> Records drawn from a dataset
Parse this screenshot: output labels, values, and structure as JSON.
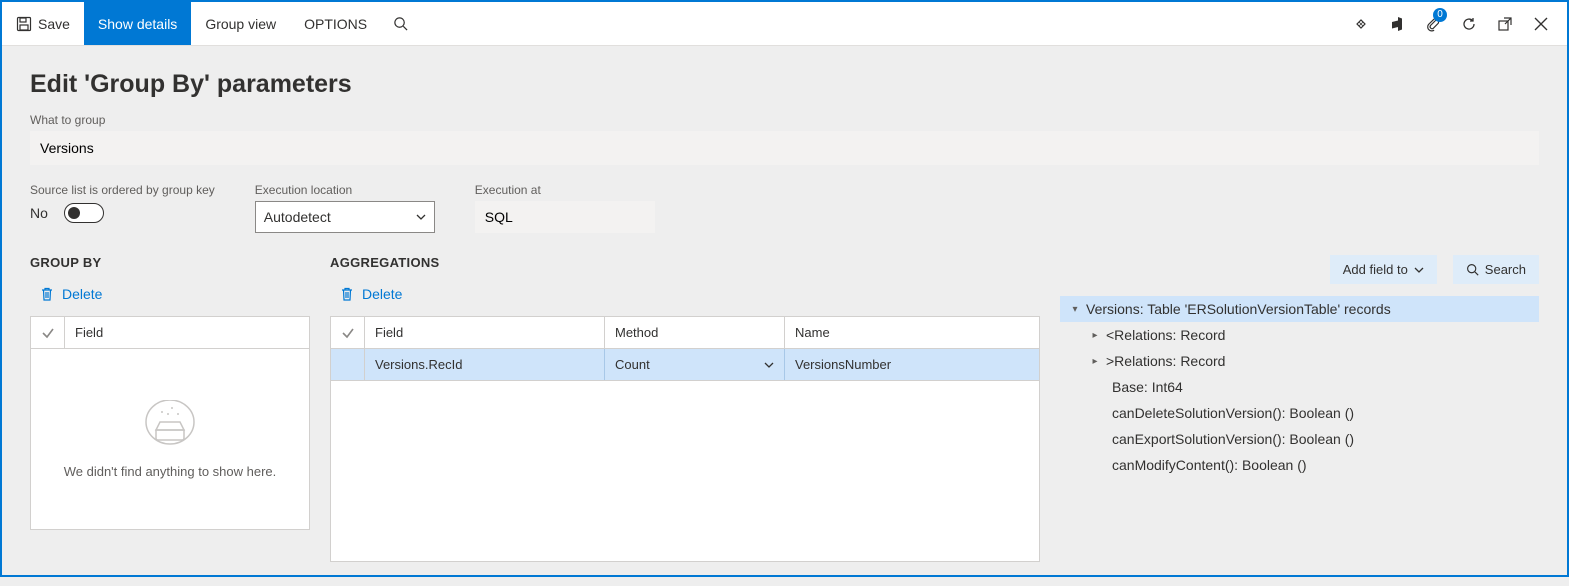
{
  "toolbar": {
    "save_label": "Save",
    "show_details_label": "Show details",
    "group_view_label": "Group view",
    "options_label": "OPTIONS",
    "attach_badge": "0"
  },
  "page": {
    "title": "Edit 'Group By' parameters",
    "what_to_group_label": "What to group",
    "what_to_group_value": "Versions",
    "ordered_label": "Source list is ordered by group key",
    "ordered_value": "No",
    "exec_location_label": "Execution location",
    "exec_location_value": "Autodetect",
    "exec_at_label": "Execution at",
    "exec_at_value": "SQL"
  },
  "groupby": {
    "heading": "GROUP BY",
    "delete_label": "Delete",
    "col_field": "Field",
    "empty_msg": "We didn't find anything to show here."
  },
  "aggregations": {
    "heading": "AGGREGATIONS",
    "delete_label": "Delete",
    "col_field": "Field",
    "col_method": "Method",
    "col_name": "Name",
    "row0_field": "Versions.RecId",
    "row0_method": "Count",
    "row0_name": "VersionsNumber"
  },
  "tree": {
    "add_field_to_label": "Add field to",
    "search_label": "Search",
    "root": "Versions: Table 'ERSolutionVersionTable' records",
    "less_relations": "<Relations: Record",
    "more_relations": ">Relations: Record",
    "base": "Base: Int64",
    "can_delete": "canDeleteSolutionVersion(): Boolean ()",
    "can_export": "canExportSolutionVersion(): Boolean ()",
    "can_modify": "canModifyContent(): Boolean ()"
  }
}
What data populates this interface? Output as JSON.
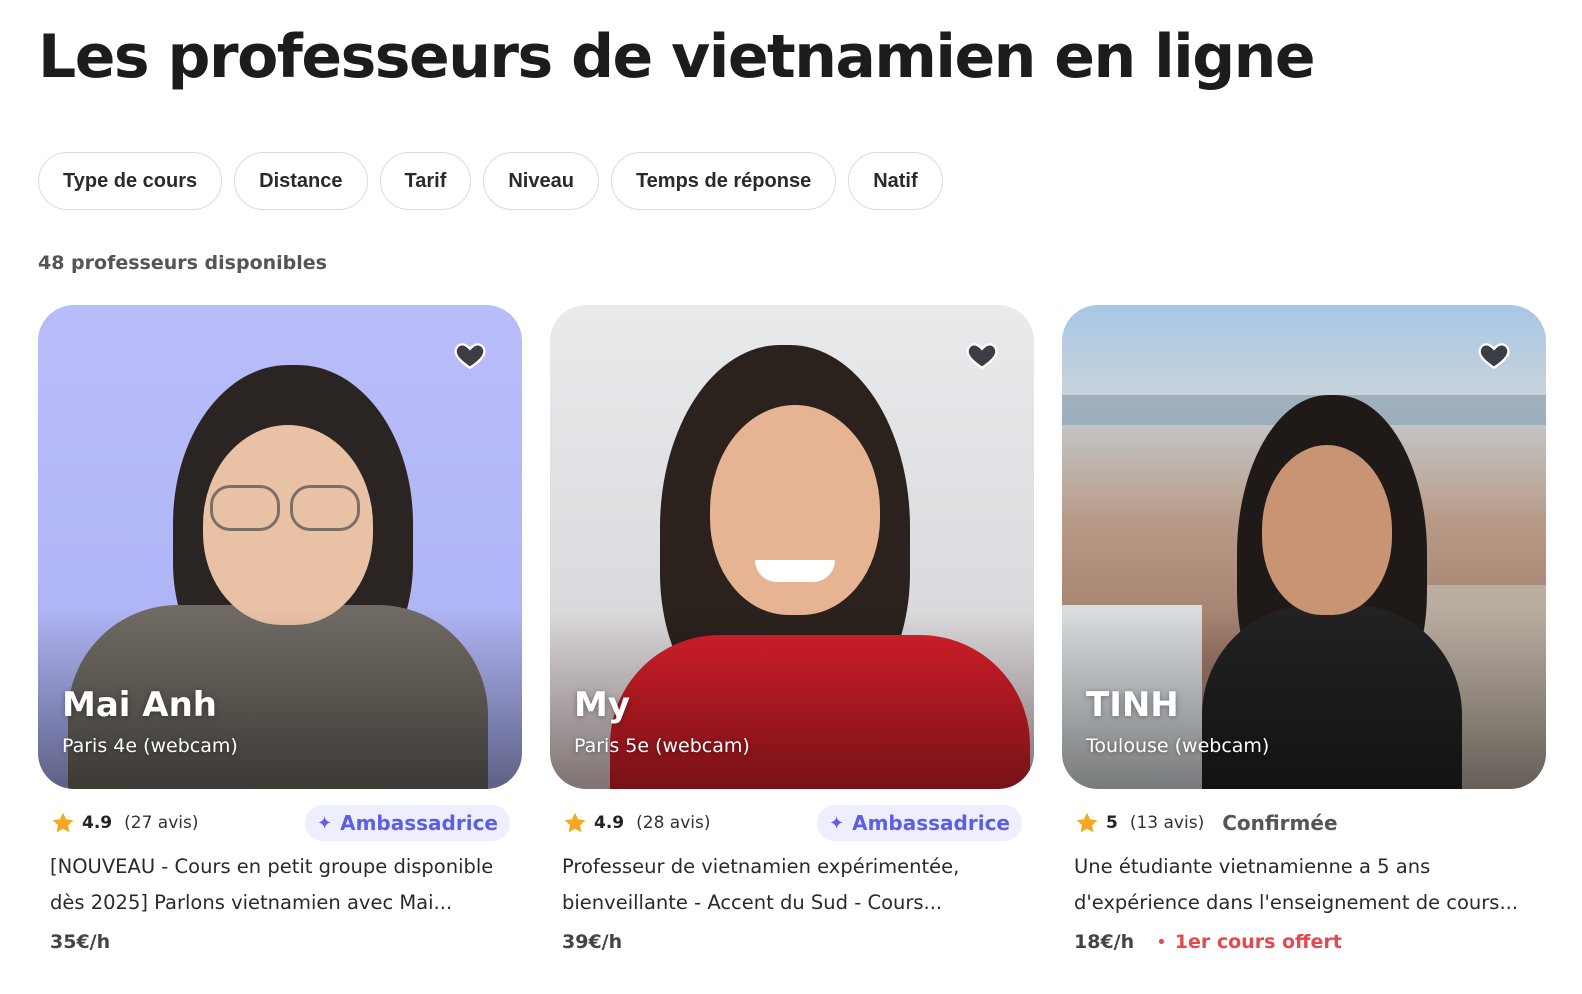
{
  "page": {
    "title": "Les professeurs de vietnamien en ligne"
  },
  "filters": [
    "Type de cours",
    "Distance",
    "Tarif",
    "Niveau",
    "Temps de réponse",
    "Natif"
  ],
  "results": {
    "count_label": "48 professeurs disponibles"
  },
  "colors": {
    "accent": "#5b5ee6",
    "badge_bg": "#eeeffe",
    "star": "#f5a623",
    "offer": "#e5484d"
  },
  "teachers": [
    {
      "name": "Mai Anh",
      "location": "Paris 4e (webcam)",
      "rating": "4.9",
      "reviews": "(27 avis)",
      "badge": "Ambassadrice",
      "description_line1": "[NOUVEAU - Cours en petit groupe disponible",
      "description_line2": "dès 2025] Parlons vietnamien avec Mai...",
      "price": "35€/h",
      "favorite_icon": "heart-icon"
    },
    {
      "name": "My",
      "location": "Paris 5e (webcam)",
      "rating": "4.9",
      "reviews": "(28 avis)",
      "badge": "Ambassadrice",
      "description_line1": "Professeur de vietnamien expérimentée,",
      "description_line2": "bienveillante - Accent du Sud - Cours...",
      "price": "39€/h",
      "favorite_icon": "heart-icon"
    },
    {
      "name": "TINH",
      "location": "Toulouse (webcam)",
      "rating": "5",
      "reviews": "(13 avis)",
      "level": "Confirmée",
      "description_line1": "Une étudiante vietnamienne a 5 ans",
      "description_line2": "d'expérience dans l'enseignement de cours...",
      "price": "18€/h",
      "offer": "1er cours offert",
      "favorite_icon": "heart-icon"
    }
  ]
}
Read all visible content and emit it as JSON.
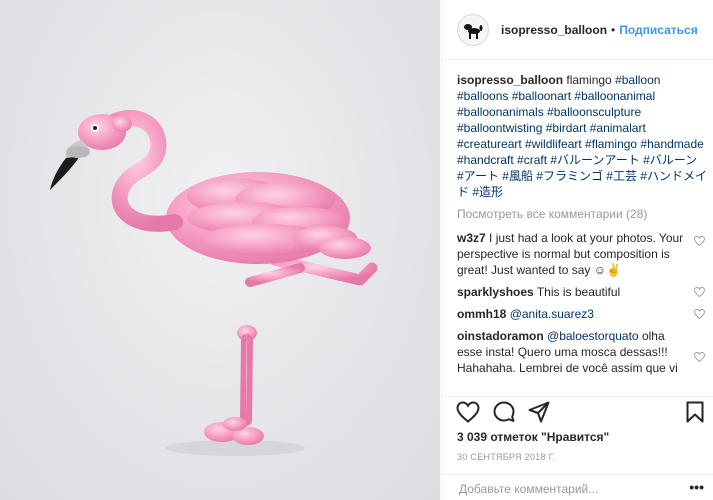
{
  "header": {
    "username": "isopresso_balloon",
    "separator": "•",
    "follow_label": "Подписаться"
  },
  "caption": {
    "username": "isopresso_balloon",
    "text": "flamingo",
    "hashtags": "#balloon #balloons #balloonart #balloonanimal #balloonanimals #balloonsculpture #balloontwisting #birdart #animalart #creatureart #wildlifeart #flamingo #handmade #handcraft #craft #バルーンアート #バルーン #アート #風船 #フラミンゴ #工芸 #ハンドメイド #造形"
  },
  "view_all_comments": "Посмотреть все комментарии (28)",
  "comments": [
    {
      "user": "w3z7",
      "text": "I just had a look at your photos. Your perspective is normal but composition is great! Just wanted to say ☺✌"
    },
    {
      "user": "sparklyshoes",
      "text": "This is beautiful"
    },
    {
      "user": "ommh18",
      "mention": "@anita.suarez3",
      "text": ""
    },
    {
      "user": "oinstadoramon",
      "mention": "@baloestorquato",
      "text": "olha esse insta! Quero uma mosca dessas!!! Hahahaha. Lembrei de você assim que vi"
    }
  ],
  "likes": "3 039 отметок \"Нравится\"",
  "date": "30 СЕНТЯБРЯ 2018 Г.",
  "add_comment_placeholder": "Добавьте комментарий...",
  "more_label": "•••",
  "icons": {
    "like": "heart-icon",
    "comment": "comment-icon",
    "share": "share-icon",
    "save": "bookmark-icon"
  },
  "colors": {
    "link_blue": "#3897f0",
    "hashtag": "#003569",
    "muted": "#999999",
    "flamingo_pink": "#f39cc0"
  }
}
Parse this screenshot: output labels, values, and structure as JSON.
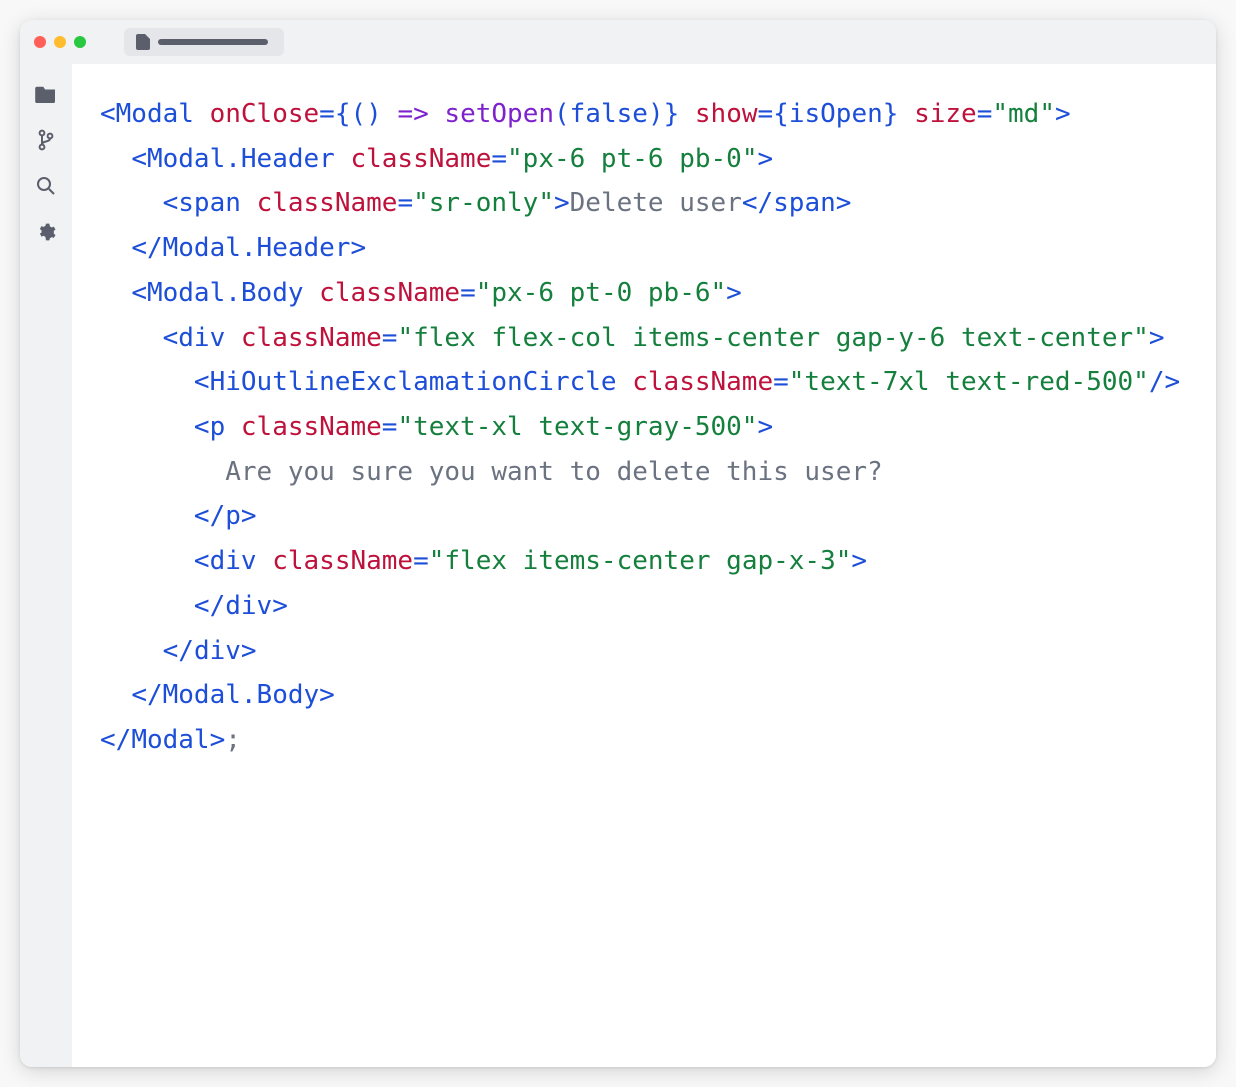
{
  "sidebar": {
    "items": [
      {
        "name": "files-icon"
      },
      {
        "name": "git-icon"
      },
      {
        "name": "search-icon"
      },
      {
        "name": "gear-icon"
      }
    ]
  },
  "code": {
    "lines": [
      [
        {
          "cls": "tok-punc",
          "text": "<"
        },
        {
          "cls": "tok-comp",
          "text": "Modal"
        },
        {
          "cls": "tok-text",
          "text": " "
        },
        {
          "cls": "tok-attr",
          "text": "onClose"
        },
        {
          "cls": "tok-punc",
          "text": "={() "
        },
        {
          "cls": "tok-fn",
          "text": "=>"
        },
        {
          "cls": "tok-text",
          "text": " "
        },
        {
          "cls": "tok-fn",
          "text": "setOpen"
        },
        {
          "cls": "tok-punc",
          "text": "("
        },
        {
          "cls": "tok-kw",
          "text": "false"
        },
        {
          "cls": "tok-punc",
          "text": ")}"
        },
        {
          "cls": "tok-text",
          "text": " "
        },
        {
          "cls": "tok-attr",
          "text": "show"
        },
        {
          "cls": "tok-punc",
          "text": "={"
        },
        {
          "cls": "tok-comp",
          "text": "isOpen"
        },
        {
          "cls": "tok-punc",
          "text": "} "
        },
        {
          "cls": "tok-attr",
          "text": "size"
        },
        {
          "cls": "tok-punc",
          "text": "="
        },
        {
          "cls": "tok-str",
          "text": "\"md\""
        },
        {
          "cls": "tok-punc",
          "text": ">"
        }
      ],
      [
        {
          "cls": "tok-text",
          "text": "  "
        },
        {
          "cls": "tok-punc",
          "text": "<"
        },
        {
          "cls": "tok-comp",
          "text": "Modal.Header"
        },
        {
          "cls": "tok-text",
          "text": " "
        },
        {
          "cls": "tok-attr",
          "text": "className"
        },
        {
          "cls": "tok-punc",
          "text": "="
        },
        {
          "cls": "tok-str",
          "text": "\"px-6 pt-6 pb-0\""
        },
        {
          "cls": "tok-punc",
          "text": ">"
        }
      ],
      [
        {
          "cls": "tok-text",
          "text": "    "
        },
        {
          "cls": "tok-punc",
          "text": "<"
        },
        {
          "cls": "tok-comp",
          "text": "span"
        },
        {
          "cls": "tok-text",
          "text": " "
        },
        {
          "cls": "tok-attr",
          "text": "className"
        },
        {
          "cls": "tok-punc",
          "text": "="
        },
        {
          "cls": "tok-str",
          "text": "\"sr-only\""
        },
        {
          "cls": "tok-punc",
          "text": ">"
        },
        {
          "cls": "tok-text",
          "text": "Delete user"
        },
        {
          "cls": "tok-punc",
          "text": "</"
        },
        {
          "cls": "tok-comp",
          "text": "span"
        },
        {
          "cls": "tok-punc",
          "text": ">"
        }
      ],
      [
        {
          "cls": "tok-text",
          "text": "  "
        },
        {
          "cls": "tok-punc",
          "text": "</"
        },
        {
          "cls": "tok-comp",
          "text": "Modal.Header"
        },
        {
          "cls": "tok-punc",
          "text": ">"
        }
      ],
      [
        {
          "cls": "tok-text",
          "text": "  "
        },
        {
          "cls": "tok-punc",
          "text": "<"
        },
        {
          "cls": "tok-comp",
          "text": "Modal.Body"
        },
        {
          "cls": "tok-text",
          "text": " "
        },
        {
          "cls": "tok-attr",
          "text": "className"
        },
        {
          "cls": "tok-punc",
          "text": "="
        },
        {
          "cls": "tok-str",
          "text": "\"px-6 pt-0 pb-6\""
        },
        {
          "cls": "tok-punc",
          "text": ">"
        }
      ],
      [
        {
          "cls": "tok-text",
          "text": "    "
        },
        {
          "cls": "tok-punc",
          "text": "<"
        },
        {
          "cls": "tok-comp",
          "text": "div"
        },
        {
          "cls": "tok-text",
          "text": " "
        },
        {
          "cls": "tok-attr",
          "text": "className"
        },
        {
          "cls": "tok-punc",
          "text": "="
        },
        {
          "cls": "tok-str",
          "text": "\"flex flex-col items-center gap-y-6 text-center\""
        },
        {
          "cls": "tok-punc",
          "text": ">"
        }
      ],
      [
        {
          "cls": "tok-text",
          "text": "      "
        },
        {
          "cls": "tok-punc",
          "text": "<"
        },
        {
          "cls": "tok-comp",
          "text": "HiOutlineExclamationCircle"
        },
        {
          "cls": "tok-text",
          "text": " "
        },
        {
          "cls": "tok-attr",
          "text": "className"
        },
        {
          "cls": "tok-punc",
          "text": "="
        },
        {
          "cls": "tok-str",
          "text": "\"text-7xl text-red-500\""
        },
        {
          "cls": "tok-punc",
          "text": "/>"
        }
      ],
      [
        {
          "cls": "tok-text",
          "text": "      "
        },
        {
          "cls": "tok-punc",
          "text": "<"
        },
        {
          "cls": "tok-comp",
          "text": "p"
        },
        {
          "cls": "tok-text",
          "text": " "
        },
        {
          "cls": "tok-attr",
          "text": "className"
        },
        {
          "cls": "tok-punc",
          "text": "="
        },
        {
          "cls": "tok-str",
          "text": "\"text-xl text-gray-500\""
        },
        {
          "cls": "tok-punc",
          "text": ">"
        }
      ],
      [
        {
          "cls": "tok-text",
          "text": "        Are you sure you want to delete this user?"
        }
      ],
      [
        {
          "cls": "tok-text",
          "text": "      "
        },
        {
          "cls": "tok-punc",
          "text": "</"
        },
        {
          "cls": "tok-comp",
          "text": "p"
        },
        {
          "cls": "tok-punc",
          "text": ">"
        }
      ],
      [
        {
          "cls": "tok-text",
          "text": "      "
        },
        {
          "cls": "tok-punc",
          "text": "<"
        },
        {
          "cls": "tok-comp",
          "text": "div"
        },
        {
          "cls": "tok-text",
          "text": " "
        },
        {
          "cls": "tok-attr",
          "text": "className"
        },
        {
          "cls": "tok-punc",
          "text": "="
        },
        {
          "cls": "tok-str",
          "text": "\"flex items-center gap-x-3\""
        },
        {
          "cls": "tok-punc",
          "text": ">"
        }
      ],
      [
        {
          "cls": "tok-text",
          "text": "      "
        },
        {
          "cls": "tok-punc",
          "text": "</"
        },
        {
          "cls": "tok-comp",
          "text": "div"
        },
        {
          "cls": "tok-punc",
          "text": ">"
        }
      ],
      [
        {
          "cls": "tok-text",
          "text": "    "
        },
        {
          "cls": "tok-punc",
          "text": "</"
        },
        {
          "cls": "tok-comp",
          "text": "div"
        },
        {
          "cls": "tok-punc",
          "text": ">"
        }
      ],
      [
        {
          "cls": "tok-text",
          "text": "  "
        },
        {
          "cls": "tok-punc",
          "text": "</"
        },
        {
          "cls": "tok-comp",
          "text": "Modal.Body"
        },
        {
          "cls": "tok-punc",
          "text": ">"
        }
      ],
      [
        {
          "cls": "tok-punc",
          "text": "</"
        },
        {
          "cls": "tok-comp",
          "text": "Modal"
        },
        {
          "cls": "tok-punc",
          "text": ">"
        },
        {
          "cls": "tok-text",
          "text": ";"
        }
      ]
    ]
  }
}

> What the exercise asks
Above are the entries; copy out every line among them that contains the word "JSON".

> Finished exercise
Parse this screenshot: output labels, values, and structure as JSON.
What data populates this interface? Output as JSON.
Read all visible content and emit it as JSON.
Parse this screenshot: output labels, values, and structure as JSON.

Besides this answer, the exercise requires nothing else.